Assignment. Give back each line of the data exactly as it reads, minus the pictures.

Data under study.
------------------------------
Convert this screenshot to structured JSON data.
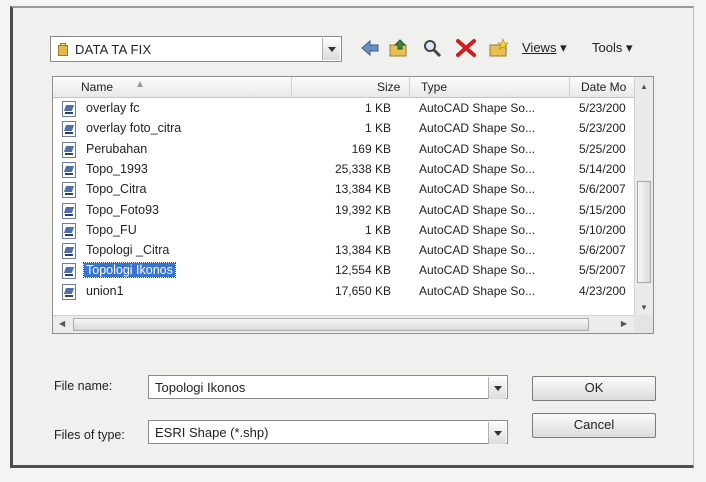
{
  "location": {
    "folder": "DATA TA FIX"
  },
  "toolbar": {
    "views_label": "Views",
    "tools_label": "Tools",
    "views_menu": "▾",
    "tools_menu": "▾"
  },
  "columns": {
    "name": "Name",
    "size": "Size",
    "type": "Type",
    "date": "Date Mo"
  },
  "files": [
    {
      "name": "overlay fc",
      "size": "1 KB",
      "type": "AutoCAD Shape So...",
      "date": "5/23/200"
    },
    {
      "name": "overlay foto_citra",
      "size": "1 KB",
      "type": "AutoCAD Shape So...",
      "date": "5/23/200"
    },
    {
      "name": "Perubahan",
      "size": "169 KB",
      "type": "AutoCAD Shape So...",
      "date": "5/25/200"
    },
    {
      "name": "Topo_1993",
      "size": "25,338 KB",
      "type": "AutoCAD Shape So...",
      "date": "5/14/200"
    },
    {
      "name": "Topo_Citra",
      "size": "13,384 KB",
      "type": "AutoCAD Shape So...",
      "date": "5/6/2007"
    },
    {
      "name": "Topo_Foto93",
      "size": "19,392 KB",
      "type": "AutoCAD Shape So...",
      "date": "5/15/200"
    },
    {
      "name": "Topo_FU",
      "size": "1 KB",
      "type": "AutoCAD Shape So...",
      "date": "5/10/200"
    },
    {
      "name": "Topologi _Citra",
      "size": "13,384 KB",
      "type": "AutoCAD Shape So...",
      "date": "5/6/2007"
    },
    {
      "name": "Topologi Ikonos",
      "size": "12,554 KB",
      "type": "AutoCAD Shape So...",
      "date": "5/5/2007",
      "selected": true
    },
    {
      "name": "union1",
      "size": "17,650 KB",
      "type": "AutoCAD Shape So...",
      "date": "4/23/200"
    }
  ],
  "form": {
    "file_name_label": "File name:",
    "file_name_value": "Topologi Ikonos",
    "file_type_label": "Files of type:",
    "file_type_value": "ESRI Shape (*.shp)",
    "ok_label": "OK",
    "cancel_label": "Cancel"
  }
}
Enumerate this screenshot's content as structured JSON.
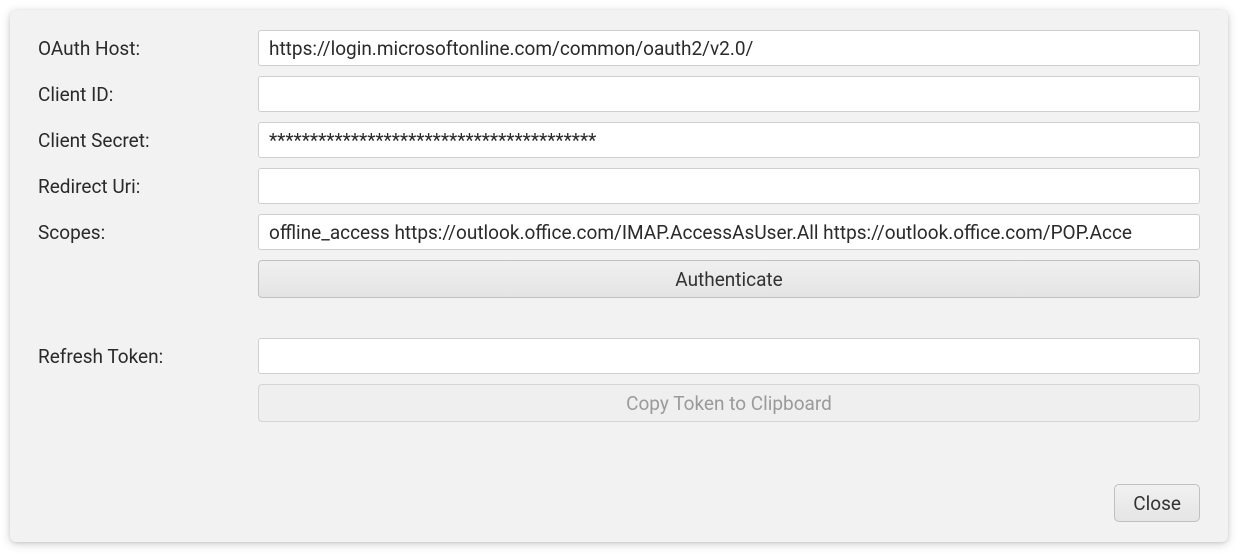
{
  "fields": {
    "oauth_host": {
      "label": "OAuth Host:",
      "value": "https://login.microsoftonline.com/common/oauth2/v2.0/"
    },
    "client_id": {
      "label": "Client ID:",
      "value": ""
    },
    "client_secret": {
      "label": "Client Secret:",
      "value": "****************************************"
    },
    "redirect_uri": {
      "label": "Redirect Uri:",
      "value": ""
    },
    "scopes": {
      "label": "Scopes:",
      "value": "offline_access https://outlook.office.com/IMAP.AccessAsUser.All https://outlook.office.com/POP.Acce"
    },
    "refresh_token": {
      "label": "Refresh Token:",
      "value": ""
    }
  },
  "buttons": {
    "authenticate": "Authenticate",
    "copy_token": "Copy Token to Clipboard",
    "close": "Close"
  }
}
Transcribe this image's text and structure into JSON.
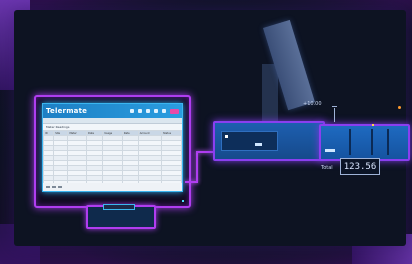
{
  "app": {
    "logo": "Telermate",
    "table_title": "Meter Readings",
    "columns": [
      "ID",
      "Site",
      "Meter",
      "Date",
      "Usage",
      "Rate",
      "Amount",
      "Status"
    ],
    "rows": [
      [
        "",
        "",
        "",
        "",
        "",
        "",
        "",
        ""
      ],
      [
        "",
        "",
        "",
        "",
        "",
        "",
        "",
        ""
      ],
      [
        "",
        "",
        "",
        "",
        "",
        "",
        "",
        ""
      ],
      [
        "",
        "",
        "",
        "",
        "",
        "",
        "",
        ""
      ],
      [
        "",
        "",
        "",
        "",
        "",
        "",
        "",
        ""
      ],
      [
        "",
        "",
        "",
        "",
        "",
        "",
        "",
        ""
      ],
      [
        "",
        "",
        "",
        "",
        "",
        "",
        "",
        ""
      ],
      [
        "",
        "",
        "",
        "",
        "",
        "",
        "",
        ""
      ],
      [
        "",
        "",
        "",
        "",
        "",
        "",
        "",
        ""
      ],
      [
        "",
        "",
        "",
        "",
        "",
        "",
        "",
        ""
      ]
    ]
  },
  "readout": {
    "top_label": "+10.00",
    "total_label": "Total",
    "total_value": "123.56"
  },
  "colors": {
    "neon_purple": "#b03df0",
    "neon_blue": "#3bb6f0",
    "app_header": "#1d7fc4",
    "accent_pink": "#e84aa8"
  }
}
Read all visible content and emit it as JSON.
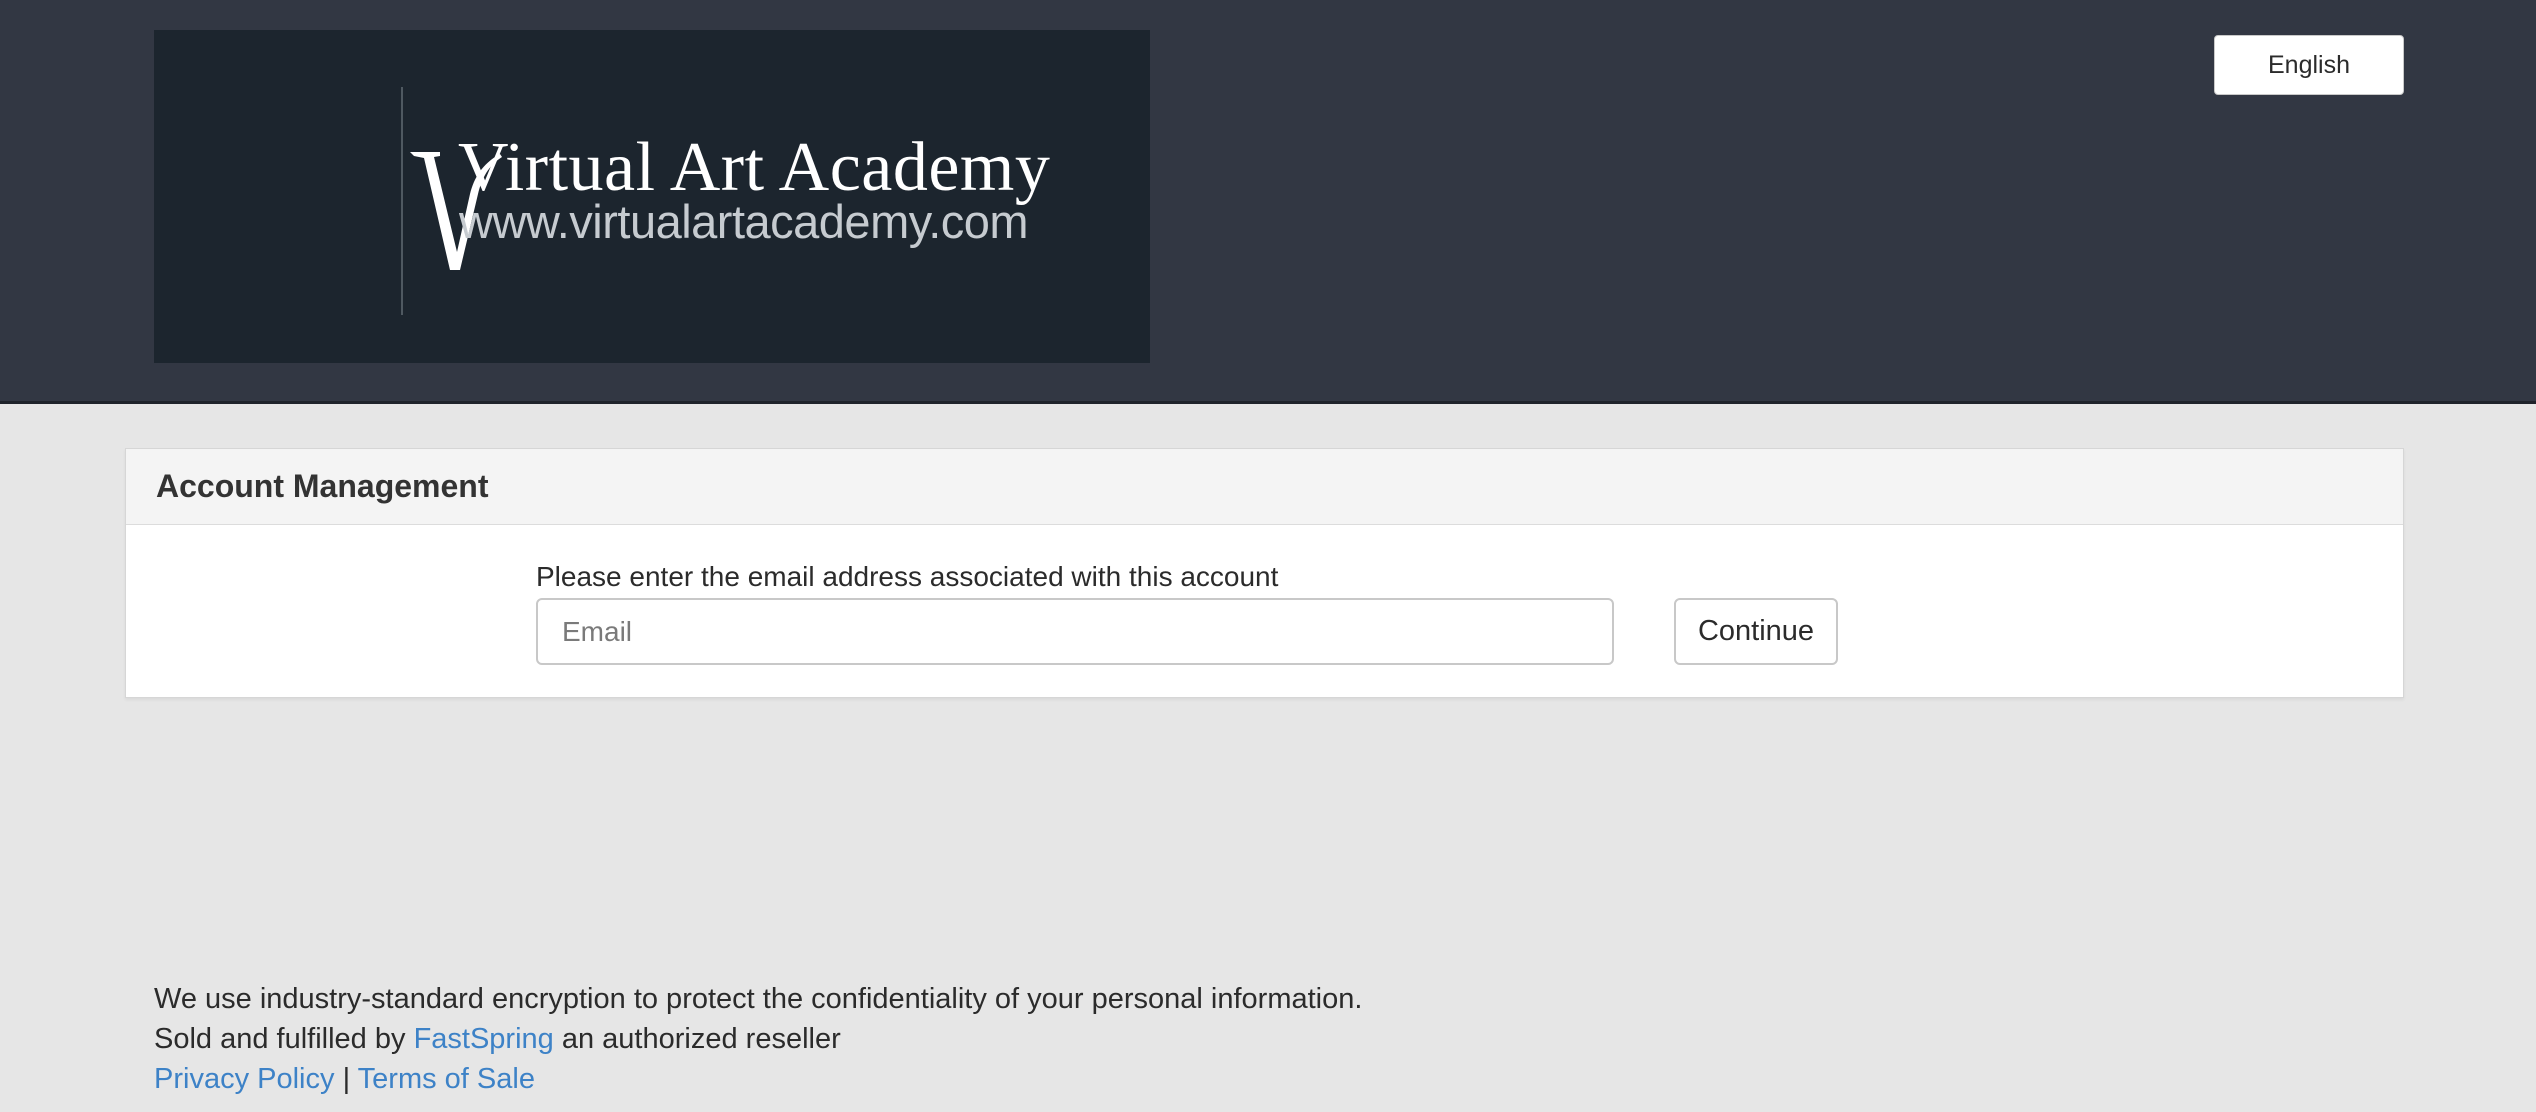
{
  "header": {
    "logo": {
      "mark": "V",
      "title": "Virtual Art Academy",
      "url": "www.virtualartacademy.com"
    },
    "language_button": "English"
  },
  "panel": {
    "title": "Account Management",
    "email_label": "Please enter the email address associated with this account",
    "email_placeholder": "Email",
    "email_value": "",
    "continue_label": "Continue"
  },
  "footer": {
    "encryption_note": "We use industry-standard encryption to protect the confidentiality of your personal information.",
    "sold_prefix": "Sold and fulfilled by",
    "reseller_link": "FastSpring",
    "sold_suffix": "an authorized reseller",
    "privacy_link": "Privacy Policy",
    "separator": "|",
    "terms_link": "Terms of Sale"
  },
  "colors": {
    "header_bg": "#323743",
    "logo_bg": "#1c252e",
    "page_bg": "#e6e6e6",
    "link": "#3d82c7"
  }
}
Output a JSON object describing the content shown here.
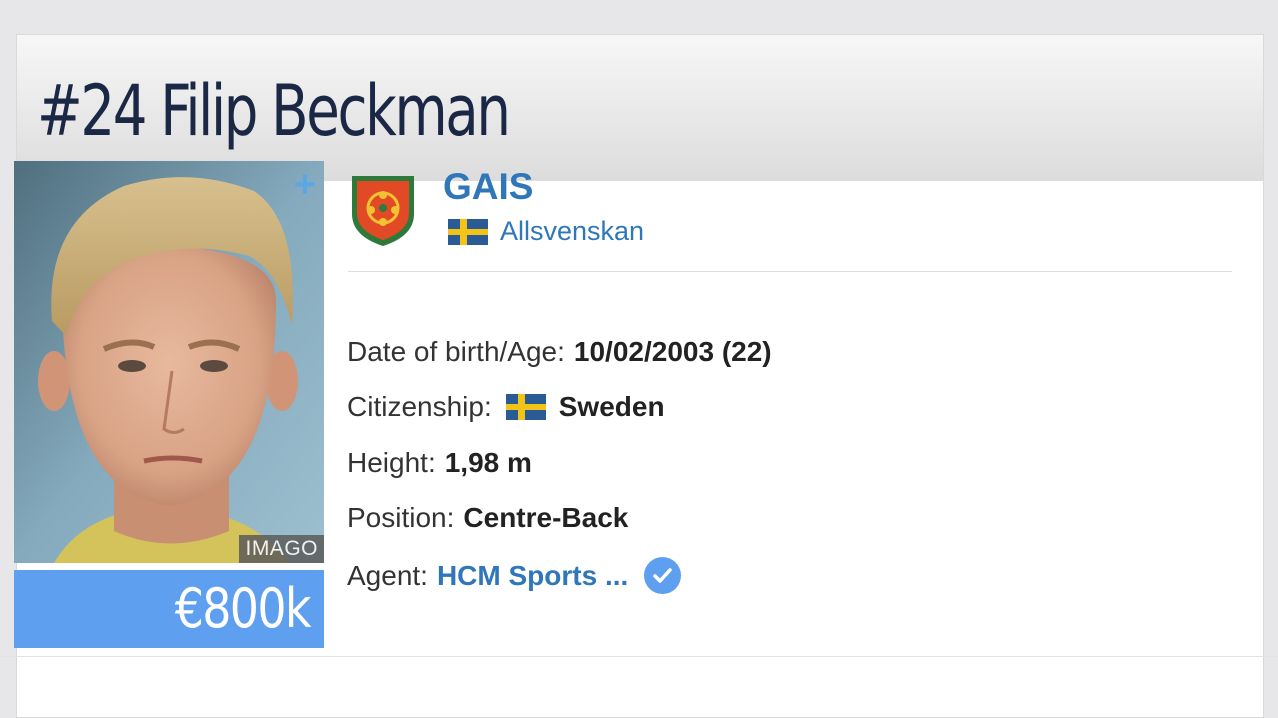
{
  "header": {
    "title": "#24 Filip Beckman"
  },
  "photo": {
    "credit": "IMAGO",
    "icon": "plus-icon"
  },
  "market_value": {
    "value": "€800k"
  },
  "club": {
    "name": "GAIS",
    "league": "Allsvenskan",
    "league_flag": "sweden-flag"
  },
  "details": {
    "dob_label": "Date of birth/Age:",
    "dob_value": "10/02/2003 (22)",
    "citizenship_label": "Citizenship:",
    "citizenship_value": "Sweden",
    "height_label": "Height:",
    "height_value": "1,98 m",
    "position_label": "Position:",
    "position_value": "Centre-Back",
    "agent_label": "Agent:",
    "agent_value": "HCM Sports ...",
    "agent_verified_icon": "verified-check-icon"
  },
  "colors": {
    "accent": "#2f77b8",
    "value_box": "#5e9ff0",
    "title": "#1a2846"
  }
}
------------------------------
Response below.
Convert this screenshot to structured JSON data.
{
  "location": {
    "folder": "DATA TA FIX"
  },
  "toolbar": {
    "views_label": "Views",
    "tools_label": "Tools",
    "views_menu": "▾",
    "tools_menu": "▾"
  },
  "columns": {
    "name": "Name",
    "size": "Size",
    "type": "Type",
    "date": "Date Mo"
  },
  "files": [
    {
      "name": "overlay fc",
      "size": "1 KB",
      "type": "AutoCAD Shape So...",
      "date": "5/23/200"
    },
    {
      "name": "overlay foto_citra",
      "size": "1 KB",
      "type": "AutoCAD Shape So...",
      "date": "5/23/200"
    },
    {
      "name": "Perubahan",
      "size": "169 KB",
      "type": "AutoCAD Shape So...",
      "date": "5/25/200"
    },
    {
      "name": "Topo_1993",
      "size": "25,338 KB",
      "type": "AutoCAD Shape So...",
      "date": "5/14/200"
    },
    {
      "name": "Topo_Citra",
      "size": "13,384 KB",
      "type": "AutoCAD Shape So...",
      "date": "5/6/2007"
    },
    {
      "name": "Topo_Foto93",
      "size": "19,392 KB",
      "type": "AutoCAD Shape So...",
      "date": "5/15/200"
    },
    {
      "name": "Topo_FU",
      "size": "1 KB",
      "type": "AutoCAD Shape So...",
      "date": "5/10/200"
    },
    {
      "name": "Topologi _Citra",
      "size": "13,384 KB",
      "type": "AutoCAD Shape So...",
      "date": "5/6/2007"
    },
    {
      "name": "Topologi Ikonos",
      "size": "12,554 KB",
      "type": "AutoCAD Shape So...",
      "date": "5/5/2007",
      "selected": true
    },
    {
      "name": "union1",
      "size": "17,650 KB",
      "type": "AutoCAD Shape So...",
      "date": "4/23/200"
    }
  ],
  "form": {
    "file_name_label": "File name:",
    "file_name_value": "Topologi Ikonos",
    "file_type_label": "Files of type:",
    "file_type_value": "ESRI Shape (*.shp)",
    "ok_label": "OK",
    "cancel_label": "Cancel"
  }
}
Enumerate this screenshot's content as structured JSON.
{
  "fields": {
    "oauth_host": {
      "label": "OAuth Host:",
      "value": "https://login.microsoftonline.com/common/oauth2/v2.0/"
    },
    "client_id": {
      "label": "Client ID:",
      "value": ""
    },
    "client_secret": {
      "label": "Client Secret:",
      "value": "****************************************"
    },
    "redirect_uri": {
      "label": "Redirect Uri:",
      "value": ""
    },
    "scopes": {
      "label": "Scopes:",
      "value": "offline_access https://outlook.office.com/IMAP.AccessAsUser.All https://outlook.office.com/POP.Acce"
    },
    "refresh_token": {
      "label": "Refresh Token:",
      "value": ""
    }
  },
  "buttons": {
    "authenticate": "Authenticate",
    "copy_token": "Copy Token to Clipboard",
    "close": "Close"
  }
}
Transcribe this image's text and structure into JSON.
{
  "app": {
    "logo": "Telermate",
    "table_title": "Meter Readings",
    "columns": [
      "ID",
      "Site",
      "Meter",
      "Date",
      "Usage",
      "Rate",
      "Amount",
      "Status"
    ],
    "rows": [
      [
        "",
        "",
        "",
        "",
        "",
        "",
        "",
        ""
      ],
      [
        "",
        "",
        "",
        "",
        "",
        "",
        "",
        ""
      ],
      [
        "",
        "",
        "",
        "",
        "",
        "",
        "",
        ""
      ],
      [
        "",
        "",
        "",
        "",
        "",
        "",
        "",
        ""
      ],
      [
        "",
        "",
        "",
        "",
        "",
        "",
        "",
        ""
      ],
      [
        "",
        "",
        "",
        "",
        "",
        "",
        "",
        ""
      ],
      [
        "",
        "",
        "",
        "",
        "",
        "",
        "",
        ""
      ],
      [
        "",
        "",
        "",
        "",
        "",
        "",
        "",
        ""
      ],
      [
        "",
        "",
        "",
        "",
        "",
        "",
        "",
        ""
      ],
      [
        "",
        "",
        "",
        "",
        "",
        "",
        "",
        ""
      ]
    ]
  },
  "readout": {
    "top_label": "+10.00",
    "total_label": "Total",
    "total_value": "123.56"
  },
  "colors": {
    "neon_purple": "#b03df0",
    "neon_blue": "#3bb6f0",
    "app_header": "#1d7fc4",
    "accent_pink": "#e84aa8"
  }
}
Read all visible content and emit it as JSON.
{
  "header": {
    "logo": {
      "mark": "V",
      "title": "Virtual Art Academy",
      "url": "www.virtualartacademy.com"
    },
    "language_button": "English"
  },
  "panel": {
    "title": "Account Management",
    "email_label": "Please enter the email address associated with this account",
    "email_placeholder": "Email",
    "email_value": "",
    "continue_label": "Continue"
  },
  "footer": {
    "encryption_note": "We use industry-standard encryption to protect the confidentiality of your personal information.",
    "sold_prefix": "Sold and fulfilled by",
    "reseller_link": "FastSpring",
    "sold_suffix": "an authorized reseller",
    "privacy_link": "Privacy Policy",
    "separator": "|",
    "terms_link": "Terms of Sale"
  },
  "colors": {
    "header_bg": "#323743",
    "logo_bg": "#1c252e",
    "page_bg": "#e6e6e6",
    "link": "#3d82c7"
  }
}
Output a JSON object describing the content shown here.
{
  "header": {
    "title": "#24 Filip Beckman"
  },
  "photo": {
    "credit": "IMAGO",
    "icon": "plus-icon"
  },
  "market_value": {
    "value": "€800k"
  },
  "club": {
    "name": "GAIS",
    "league": "Allsvenskan",
    "league_flag": "sweden-flag"
  },
  "details": {
    "dob_label": "Date of birth/Age:",
    "dob_value": "10/02/2003 (22)",
    "citizenship_label": "Citizenship:",
    "citizenship_value": "Sweden",
    "height_label": "Height:",
    "height_value": "1,98 m",
    "position_label": "Position:",
    "position_value": "Centre-Back",
    "agent_label": "Agent:",
    "agent_value": "HCM Sports ...",
    "agent_verified_icon": "verified-check-icon"
  },
  "colors": {
    "accent": "#2f77b8",
    "value_box": "#5e9ff0",
    "title": "#1a2846"
  }
}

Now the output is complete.